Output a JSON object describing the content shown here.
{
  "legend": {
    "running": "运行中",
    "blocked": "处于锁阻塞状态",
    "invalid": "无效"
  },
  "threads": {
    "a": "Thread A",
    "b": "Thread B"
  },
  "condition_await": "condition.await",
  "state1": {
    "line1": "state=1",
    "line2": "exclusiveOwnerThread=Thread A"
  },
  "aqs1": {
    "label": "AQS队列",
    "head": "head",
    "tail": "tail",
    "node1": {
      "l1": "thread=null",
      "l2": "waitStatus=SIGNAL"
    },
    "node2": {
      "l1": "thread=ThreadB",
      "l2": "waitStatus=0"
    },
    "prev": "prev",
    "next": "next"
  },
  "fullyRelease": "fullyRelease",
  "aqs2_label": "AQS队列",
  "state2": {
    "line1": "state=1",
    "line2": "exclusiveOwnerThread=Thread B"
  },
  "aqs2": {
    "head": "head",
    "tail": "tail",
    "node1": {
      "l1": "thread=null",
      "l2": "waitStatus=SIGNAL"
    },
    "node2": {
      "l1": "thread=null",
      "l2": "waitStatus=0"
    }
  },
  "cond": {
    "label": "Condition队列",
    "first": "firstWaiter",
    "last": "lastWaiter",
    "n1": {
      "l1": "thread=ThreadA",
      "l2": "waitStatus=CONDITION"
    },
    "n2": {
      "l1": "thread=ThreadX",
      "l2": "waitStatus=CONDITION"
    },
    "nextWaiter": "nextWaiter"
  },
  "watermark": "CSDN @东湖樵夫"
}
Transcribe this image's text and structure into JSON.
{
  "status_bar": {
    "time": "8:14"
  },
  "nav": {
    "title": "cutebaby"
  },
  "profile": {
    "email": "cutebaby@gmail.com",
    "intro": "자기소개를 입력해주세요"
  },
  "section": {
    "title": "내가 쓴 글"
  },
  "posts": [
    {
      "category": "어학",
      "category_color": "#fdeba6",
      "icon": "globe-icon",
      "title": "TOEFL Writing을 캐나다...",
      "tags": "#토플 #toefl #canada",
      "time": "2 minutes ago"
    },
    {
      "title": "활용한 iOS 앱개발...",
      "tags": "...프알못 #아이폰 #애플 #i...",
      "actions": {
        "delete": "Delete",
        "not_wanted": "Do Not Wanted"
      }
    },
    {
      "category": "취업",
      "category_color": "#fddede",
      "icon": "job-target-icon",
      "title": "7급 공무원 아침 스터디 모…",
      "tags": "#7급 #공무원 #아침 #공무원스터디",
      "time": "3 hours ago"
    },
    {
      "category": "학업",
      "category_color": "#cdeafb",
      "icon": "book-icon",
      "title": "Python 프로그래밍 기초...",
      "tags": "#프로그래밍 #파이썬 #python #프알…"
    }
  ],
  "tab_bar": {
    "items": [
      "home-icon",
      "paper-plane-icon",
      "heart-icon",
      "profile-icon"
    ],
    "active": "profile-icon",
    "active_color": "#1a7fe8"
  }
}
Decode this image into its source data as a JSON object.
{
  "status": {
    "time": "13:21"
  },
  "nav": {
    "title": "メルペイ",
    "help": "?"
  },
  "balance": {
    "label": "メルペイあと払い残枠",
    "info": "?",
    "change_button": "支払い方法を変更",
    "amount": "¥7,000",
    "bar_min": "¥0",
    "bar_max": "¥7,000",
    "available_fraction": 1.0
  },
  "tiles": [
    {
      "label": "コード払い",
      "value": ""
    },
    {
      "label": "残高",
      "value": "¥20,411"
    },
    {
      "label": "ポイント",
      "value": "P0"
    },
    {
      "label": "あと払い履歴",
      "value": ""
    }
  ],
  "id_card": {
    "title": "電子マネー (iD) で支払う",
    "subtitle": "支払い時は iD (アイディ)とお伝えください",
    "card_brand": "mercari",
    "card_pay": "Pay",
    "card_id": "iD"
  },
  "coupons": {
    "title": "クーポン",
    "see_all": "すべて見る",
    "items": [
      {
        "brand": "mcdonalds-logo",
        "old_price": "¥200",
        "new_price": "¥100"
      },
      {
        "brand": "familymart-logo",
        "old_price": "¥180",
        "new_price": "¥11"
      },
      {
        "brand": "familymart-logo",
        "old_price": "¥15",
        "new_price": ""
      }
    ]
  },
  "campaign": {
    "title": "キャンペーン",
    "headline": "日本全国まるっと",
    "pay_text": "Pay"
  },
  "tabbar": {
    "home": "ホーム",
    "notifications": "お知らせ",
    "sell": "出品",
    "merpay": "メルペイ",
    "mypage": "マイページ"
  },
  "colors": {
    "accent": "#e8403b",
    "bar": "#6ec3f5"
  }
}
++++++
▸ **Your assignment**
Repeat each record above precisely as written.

▸ **Task response**
Output a JSON object describing the content shown here.
{
  "legend": {
    "running": "运行中",
    "blocked": "处于锁阻塞状态",
    "invalid": "无效"
  },
  "threads": {
    "a": "Thread A",
    "b": "Thread B"
  },
  "condition_await": "condition.await",
  "state1": {
    "line1": "state=1",
    "line2": "exclusiveOwnerThread=Thread A"
  },
  "aqs1": {
    "label": "AQS队列",
    "head": "head",
    "tail": "tail",
    "node1": {
      "l1": "thread=null",
      "l2": "waitStatus=SIGNAL"
    },
    "node2": {
      "l1": "thread=ThreadB",
      "l2": "waitStatus=0"
    },
    "prev": "prev",
    "next": "next"
  },
  "fullyRelease": "fullyRelease",
  "aqs2_label": "AQS队列",
  "state2": {
    "line1": "state=1",
    "line2": "exclusiveOwnerThread=Thread B"
  },
  "aqs2": {
    "head": "head",
    "tail": "tail",
    "node1": {
      "l1": "thread=null",
      "l2": "waitStatus=SIGNAL"
    },
    "node2": {
      "l1": "thread=null",
      "l2": "waitStatus=0"
    }
  },
  "cond": {
    "label": "Condition队列",
    "first": "firstWaiter",
    "last": "lastWaiter",
    "n1": {
      "l1": "thread=ThreadA",
      "l2": "waitStatus=CONDITION"
    },
    "n2": {
      "l1": "thread=ThreadX",
      "l2": "waitStatus=CONDITION"
    },
    "nextWaiter": "nextWaiter"
  },
  "watermark": "CSDN @东湖樵夫"
}
Transcribe this image's text and structure into JSON.
{
  "status_bar": {
    "time": "8:14"
  },
  "nav": {
    "title": "cutebaby"
  },
  "profile": {
    "email": "cutebaby@gmail.com",
    "intro": "자기소개를 입력해주세요"
  },
  "section": {
    "title": "내가 쓴 글"
  },
  "posts": [
    {
      "category": "어학",
      "category_color": "#fdeba6",
      "icon": "globe-icon",
      "title": "TOEFL Writing을 캐나다...",
      "tags": "#토플 #toefl #canada",
      "time": "2 minutes ago"
    },
    {
      "title": "활용한 iOS 앱개발...",
      "tags": "...프알못 #아이폰 #애플 #i...",
      "actions": {
        "delete": "Delete",
        "not_wanted": "Do Not Wanted"
      }
    },
    {
      "category": "취업",
      "category_color": "#fddede",
      "icon": "job-target-icon",
      "title": "7급 공무원 아침 스터디 모…",
      "tags": "#7급 #공무원 #아침 #공무원스터디",
      "time": "3 hours ago"
    },
    {
      "category": "학업",
      "category_color": "#cdeafb",
      "icon": "book-icon",
      "title": "Python 프로그래밍 기초...",
      "tags": "#프로그래밍 #파이썬 #python #프알…"
    }
  ],
  "tab_bar": {
    "items": [
      "home-icon",
      "paper-plane-icon",
      "heart-icon",
      "profile-icon"
    ],
    "active": "profile-icon",
    "active_color": "#1a7fe8"
  }
}
Decode this image into its source data as a JSON object.
{
  "status": {
    "time": "13:21"
  },
  "nav": {
    "title": "メルペイ",
    "help": "?"
  },
  "balance": {
    "label": "メルペイあと払い残枠",
    "info": "?",
    "change_button": "支払い方法を変更",
    "amount": "¥7,000",
    "bar_min": "¥0",
    "bar_max": "¥7,000",
    "available_fraction": 1.0
  },
  "tiles": [
    {
      "label": "コード払い",
      "value": ""
    },
    {
      "label": "残高",
      "value": "¥20,411"
    },
    {
      "label": "ポイント",
      "value": "P0"
    },
    {
      "label": "あと払い履歴",
      "value": ""
    }
  ],
  "id_card": {
    "title": "電子マネー (iD) で支払う",
    "subtitle": "支払い時は iD (アイディ)とお伝えください",
    "card_brand": "mercari",
    "card_pay": "Pay",
    "card_id": "iD"
  },
  "coupons": {
    "title": "クーポン",
    "see_all": "すべて見る",
    "items": [
      {
        "brand": "mcdonalds-logo",
        "old_price": "¥200",
        "new_price": "¥100"
      },
      {
        "brand": "familymart-logo",
        "old_price": "¥180",
        "new_price": "¥11"
      },
      {
        "brand": "familymart-logo",
        "old_price": "¥15",
        "new_price": ""
      }
    ]
  },
  "campaign": {
    "title": "キャンペーン",
    "headline": "日本全国まるっと",
    "pay_text": "Pay"
  },
  "tabbar": {
    "home": "ホーム",
    "notifications": "お知らせ",
    "sell": "出品",
    "merpay": "メルペイ",
    "mypage": "マイページ"
  },
  "colors": {
    "accent": "#e8403b",
    "bar": "#6ec3f5"
  }
}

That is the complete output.